Perspectives on Obama's Approach to Global Governance

Seminar

Speaker(s)

Date and Time

February 7, 2012 12:00 PM - 1:30 PM

Availability

RSVP

By Invitation Only.

RSVP required by 5PM February 06.

Location

CISAC Conference Room

About the topic: A major challenge faced by President Obama is how to modernize the system of global governance to adapt to the rising influence of emerging powers and to more effectively address new, cross-cutting challenges. The Obama Administration has pursued a variety of strategies in this respect from the reform of existing institutions to the creation of new multilateral processes and mechanisms. How effectively these efforts are working - and to what extent these institutions actually change the behavior of states - remains an open question. Drawing on his experiences at the National Security Council, Weinstein will discuss the Obama Administration's approach to global governance, and in particular the efforts of the Administration to shape a more effective anti-corruption regime internationally, through the G-20 and the creation of the Open Government Partnership.

 

About the Speaker: Jeremy Weinstein is Associate Professor of Political Science and Senior Fellow at FSI.  He serves as director of the Center for African Studies, and is an affiliated faculty member at CDDRL and CISAC.  He is also a non-resident fellow at the Center for Global Development in Washington, D.C.

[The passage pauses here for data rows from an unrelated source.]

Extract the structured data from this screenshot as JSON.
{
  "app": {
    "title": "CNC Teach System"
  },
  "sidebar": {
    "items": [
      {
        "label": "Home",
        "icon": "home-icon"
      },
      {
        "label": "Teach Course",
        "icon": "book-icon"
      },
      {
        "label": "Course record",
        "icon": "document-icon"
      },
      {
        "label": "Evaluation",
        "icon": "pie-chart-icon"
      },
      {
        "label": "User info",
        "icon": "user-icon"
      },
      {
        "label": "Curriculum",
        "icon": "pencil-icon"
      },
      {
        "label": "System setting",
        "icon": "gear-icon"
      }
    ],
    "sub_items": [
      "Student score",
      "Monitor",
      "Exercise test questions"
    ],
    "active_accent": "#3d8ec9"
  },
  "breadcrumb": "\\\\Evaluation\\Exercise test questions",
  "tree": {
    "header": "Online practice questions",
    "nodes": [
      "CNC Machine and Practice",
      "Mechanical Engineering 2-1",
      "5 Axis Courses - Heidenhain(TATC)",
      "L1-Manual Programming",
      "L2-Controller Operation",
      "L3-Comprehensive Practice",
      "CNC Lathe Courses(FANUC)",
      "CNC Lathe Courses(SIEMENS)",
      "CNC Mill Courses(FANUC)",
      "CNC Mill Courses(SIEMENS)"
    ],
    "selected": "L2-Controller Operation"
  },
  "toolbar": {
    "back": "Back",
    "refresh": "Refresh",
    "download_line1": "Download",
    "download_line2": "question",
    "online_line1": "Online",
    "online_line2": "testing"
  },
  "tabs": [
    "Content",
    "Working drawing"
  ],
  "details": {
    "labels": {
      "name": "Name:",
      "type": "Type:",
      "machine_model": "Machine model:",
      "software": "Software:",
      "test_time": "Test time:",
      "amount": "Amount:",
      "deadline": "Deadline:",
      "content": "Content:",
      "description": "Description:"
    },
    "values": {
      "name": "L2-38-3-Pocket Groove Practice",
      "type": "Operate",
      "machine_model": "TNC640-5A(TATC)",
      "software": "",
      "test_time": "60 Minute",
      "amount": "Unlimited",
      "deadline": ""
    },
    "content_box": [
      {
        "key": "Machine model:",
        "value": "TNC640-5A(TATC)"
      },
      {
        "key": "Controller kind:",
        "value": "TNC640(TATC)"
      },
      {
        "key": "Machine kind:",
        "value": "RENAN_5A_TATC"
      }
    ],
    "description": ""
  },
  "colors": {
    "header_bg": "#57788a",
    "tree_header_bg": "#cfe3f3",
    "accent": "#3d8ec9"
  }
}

From 2009 to 2011 he served as Director for Development and Democracy on the National Security Council staff at the White House.  He played a key role in the National Security Council’s work on global development, democracy and human rights, and anti-corruption.  Among other issues, he also was centrally involved in the development of President Obama’s Policy Directive on Global Development and associated efforts to reform and strengthen USAID, promote economic growth, and increase the effectiveness of U.S. foreign assistance; led efforts to develop a robust international anti-corruption agenda, including the creation of the G-20 Action Plan on Anti-Corruption, the Open Government Partnership, and played a significant role in developing the Administration’s policy in response to the Arab Spring, including focused work on Egypt, Tunisia, Bahrain, Syria, Yemen, and others.